Monday, April 18, 2011

xen guest I/O issue: task blocked for more than 120 seconds

(Update to this post here, with more info for G7 blades.)

A lot of people on CentOS/RHEL who run Xen (and apparently also people on Debian/Ubuntu) who have HP or Fujitsu hardware RAIDs are experiencing this issue. Under sustained, heavy I/O on the guest/domU, the guest load average will rise (beyond 20 even on a single-CPU VM) and messages like the following will appear in syslog:

INFO: task syslogd:1500 blocked for more than 120 seconds. 
"echo 0 > /proc/sys/kernel/hung_task_timeout_secs" disables this message. 
syslogd D 0000000000000110 0 1500 1 1503 1491 (NOTLB) 
 ffff8800b0739d88 0000000000000286 ffff8800b8922970 ffff8800b8922970 
 0000000000000009 ffff8800bb2dd0c0 ffff8800baa55080 0000000000002b40 
 ffff8800bb2dd2a8 0000000000000000 
Call Trace: 
 [] :jbd:log_wait_commit+0xa3/0xf5 
 [] autoremove_wake_function+0x0/0x2e 
 [] :jbd:journal_stop+0x1cf/0x1ff 
 [] __writeback_single_inode+0x1d9/0x318 
 [] do_readv_writev+0x26e/0x291 
 [] sync_inode+0x24/0x33 
 [] :ext3:ext3_sync_file+0xcc/0xf8 
 [] do_fsync+0x52/0xa4 
 [] __do_fsync+0x23/0x36 
 [] tracesys+0xab/0xb6 
Two excellent bugs to start out with are:

This problem has apparently cropped up with all -194 kernels and persists into the -238 kernels. I find it continues even with CentOS 5.6 and 2.6.18-238.9.1.el5xen. I've found that it affects all versions of Xen from 3.0.3 to 3.4.3 to 4.1.

There is a firmware update for HP that you should definitely apply, but it doesn't appear to fix the problem completely. (Supposedly, the Fujitsu firmware update does fix the issue.) Particularly, some users got an aggravated version of the problem when a firmware issue caused the onboard battery not to charge. Other users were able to help the issue by disabling irqbalanced, though of course you may not want to do this if your vm uses multiple processors.

One extra source of ambiguity with these forum posts is that it's not clear what other people are doing to cause this issue.
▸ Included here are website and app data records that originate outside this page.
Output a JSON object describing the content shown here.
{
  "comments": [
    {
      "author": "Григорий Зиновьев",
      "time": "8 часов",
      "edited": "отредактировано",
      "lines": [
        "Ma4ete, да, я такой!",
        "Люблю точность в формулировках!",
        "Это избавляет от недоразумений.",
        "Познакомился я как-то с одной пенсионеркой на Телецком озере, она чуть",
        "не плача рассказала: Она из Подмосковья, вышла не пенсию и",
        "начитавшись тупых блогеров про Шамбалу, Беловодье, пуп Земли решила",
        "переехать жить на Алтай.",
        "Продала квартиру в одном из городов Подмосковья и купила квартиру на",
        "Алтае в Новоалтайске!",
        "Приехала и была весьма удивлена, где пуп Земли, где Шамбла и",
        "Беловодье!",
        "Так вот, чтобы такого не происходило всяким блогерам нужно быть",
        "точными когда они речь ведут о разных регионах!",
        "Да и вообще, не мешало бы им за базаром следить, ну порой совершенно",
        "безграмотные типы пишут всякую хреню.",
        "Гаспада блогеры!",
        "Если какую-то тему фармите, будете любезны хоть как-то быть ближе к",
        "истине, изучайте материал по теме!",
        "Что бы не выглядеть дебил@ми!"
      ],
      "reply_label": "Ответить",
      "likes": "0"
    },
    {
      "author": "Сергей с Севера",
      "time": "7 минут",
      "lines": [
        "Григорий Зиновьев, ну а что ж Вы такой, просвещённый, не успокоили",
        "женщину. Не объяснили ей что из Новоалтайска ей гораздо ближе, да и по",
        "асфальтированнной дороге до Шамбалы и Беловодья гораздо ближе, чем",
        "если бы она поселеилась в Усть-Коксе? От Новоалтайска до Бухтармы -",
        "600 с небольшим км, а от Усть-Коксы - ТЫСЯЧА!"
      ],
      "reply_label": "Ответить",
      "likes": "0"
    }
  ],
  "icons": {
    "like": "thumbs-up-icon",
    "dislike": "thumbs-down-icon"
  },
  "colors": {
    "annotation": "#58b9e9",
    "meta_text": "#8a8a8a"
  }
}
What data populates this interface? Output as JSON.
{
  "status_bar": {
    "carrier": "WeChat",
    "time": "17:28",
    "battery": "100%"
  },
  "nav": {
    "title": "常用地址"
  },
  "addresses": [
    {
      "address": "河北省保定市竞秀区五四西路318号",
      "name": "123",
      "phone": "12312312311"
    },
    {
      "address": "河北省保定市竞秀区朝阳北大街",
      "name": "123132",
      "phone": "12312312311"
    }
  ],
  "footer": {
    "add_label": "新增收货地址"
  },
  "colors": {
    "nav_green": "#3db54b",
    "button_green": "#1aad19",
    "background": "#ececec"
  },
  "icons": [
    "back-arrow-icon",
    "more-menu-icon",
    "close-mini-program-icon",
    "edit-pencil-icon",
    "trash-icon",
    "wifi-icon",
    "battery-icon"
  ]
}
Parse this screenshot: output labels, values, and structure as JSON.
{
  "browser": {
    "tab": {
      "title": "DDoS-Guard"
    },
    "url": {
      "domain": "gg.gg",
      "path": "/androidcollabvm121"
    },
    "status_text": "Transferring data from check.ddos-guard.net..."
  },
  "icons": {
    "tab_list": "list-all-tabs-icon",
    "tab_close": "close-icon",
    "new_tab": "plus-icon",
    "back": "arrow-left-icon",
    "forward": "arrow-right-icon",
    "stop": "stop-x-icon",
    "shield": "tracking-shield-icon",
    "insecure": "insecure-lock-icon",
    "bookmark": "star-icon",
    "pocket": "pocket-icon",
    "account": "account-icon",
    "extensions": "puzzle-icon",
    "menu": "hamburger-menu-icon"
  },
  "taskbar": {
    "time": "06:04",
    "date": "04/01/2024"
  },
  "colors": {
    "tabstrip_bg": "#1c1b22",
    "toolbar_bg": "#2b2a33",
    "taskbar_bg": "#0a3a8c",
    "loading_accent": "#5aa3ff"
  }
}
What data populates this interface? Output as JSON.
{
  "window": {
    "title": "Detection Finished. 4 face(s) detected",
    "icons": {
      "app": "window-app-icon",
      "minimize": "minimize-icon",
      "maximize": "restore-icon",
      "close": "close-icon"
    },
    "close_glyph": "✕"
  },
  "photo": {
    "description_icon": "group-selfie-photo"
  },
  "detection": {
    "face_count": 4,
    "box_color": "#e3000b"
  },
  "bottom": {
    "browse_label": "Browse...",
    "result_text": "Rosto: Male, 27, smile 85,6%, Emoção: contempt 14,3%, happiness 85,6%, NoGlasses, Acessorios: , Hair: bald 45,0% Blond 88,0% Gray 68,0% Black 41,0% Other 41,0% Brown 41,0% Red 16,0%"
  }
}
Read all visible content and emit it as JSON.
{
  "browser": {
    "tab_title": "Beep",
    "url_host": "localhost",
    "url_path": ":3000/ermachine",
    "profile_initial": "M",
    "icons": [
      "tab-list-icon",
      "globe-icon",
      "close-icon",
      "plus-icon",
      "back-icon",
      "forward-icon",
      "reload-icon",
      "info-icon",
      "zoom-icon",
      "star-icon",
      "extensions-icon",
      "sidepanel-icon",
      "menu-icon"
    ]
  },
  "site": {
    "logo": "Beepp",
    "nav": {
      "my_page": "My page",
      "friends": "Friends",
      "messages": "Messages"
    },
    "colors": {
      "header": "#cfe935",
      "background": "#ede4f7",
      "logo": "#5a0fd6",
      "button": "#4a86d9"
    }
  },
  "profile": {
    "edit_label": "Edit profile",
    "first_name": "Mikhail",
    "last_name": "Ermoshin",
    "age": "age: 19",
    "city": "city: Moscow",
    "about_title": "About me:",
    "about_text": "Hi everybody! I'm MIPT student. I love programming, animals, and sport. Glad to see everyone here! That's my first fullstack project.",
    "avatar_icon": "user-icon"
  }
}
Post firmware upgrade, this issue can only reliably be triggered with sustained, heavy I/O. I used dd if=/dev/zero of=./test1024M bs=1024k count=1024 conv=fsync to ensure problems during testing.
- On a dom0, this test would complete in seconds with an average speed of 72-ish mb/second.
- On an affected domU, this test would cause the above-referenced load and dmesg messages, cause the entire system to be unresponsive, and have an average speed around 300 bytes/second.

The two things that made a material difference in our case, with HP Proliant BL460 G5s running CentOS 5.5 and 5.6 with CentOS guest vms, were, after the firmware update:
 - Switching the I/O scheduler on both the dom0 and the domU to noop
 - Capping the max raid speed on both the dom0 and the domU.

You can temporarily switch the I/O scheduler with something like:
echo noop > /sys/block/[your-block-device-name]/queue/schedule
... to change the default on reboot, add "elevator=noop" to the kernel line in /etc/grub.conf .

To set the max raid speed, you  can use
echo "50000" > /proc/sys/dev/raid/speed_limit_max
The default for raid/speed_limit_max is 200K; this sets it to 50K. I had expected that this would only matter on the dom0, since the domU doesn't technically have a raid, but putting it in both places eliminated some intermittent issues.

After changing the scheduler, I found that the domU 1GB copy from /dev/zero would average over 40MB/sec, but would still sometimes freak out, crawl at 2MB/sec, and fill up dmesg with complaints. The load would sometimes climb near 10. After setting the raid max speed, I found that the domU 1GB copy would always be between 47 and 49 MB/sec, the load would never climb above 1.5, and the VM stayed responsive. So it's a band-aid solution, but very effective, and should tide us over until there is a kernel or firmware solution.

*** *** ***

Update 20 June 2011:

Looking over the latest comments (see 28+) on , it seems that people running certain HP Smart Arrays may completely solve this issue by upgrading their driver AND firmware, though people on other models are not quite so lucky and still need to use the noop scheduler.

I also want to note that if you're in the middle of a slowdown due to this issue and can get any response at all, you'll probably notice that the amount of "Dirty" memory in /proc/meminfo is very high, and running "sync" can sometimes force your system out of the freeze a little quicker than it would find its way out on its own.
awk '/Dirty/ {printf( "%d\n", $2 )}' /proc/meminfo
will give you just the integer by itself, if you want a script to monitor this value.


  1. Thank you, this issue has bugged me for several months,
    and your suggestions are so far the only ones that seem to do the trick!

  2. So glad I could help, Mandragor, though I'm still a little lost on this issue, frankly. If you ever figure it out all the way, come back and leave a note! :)

  3. I came across this problem recently, and your post seems to be the most informative. The workarounds you've suggested didn't seem to help me, but downgrading to a -194 kernel in the guest seemed to do the trick (CentOS 5.6, Dell 1950).

  4. Hi John, thanks for your reply, and thanks for noting that downgrading to a -194 kernel helped you. It didn't work in my case, but you're on Dell hardware, while I'm on HP, so perhaps the issue maps slightly differently on Dells. If you happen to come back and post exactly which kernel version you're using, that might help someone else.

  5. This comment has been removed by the author.

  6. Is this problem with current kernels still existing?

    1. This information was only current as of late 2012 - I am no longer using this hardware. I'm sorry I can't provide more current information.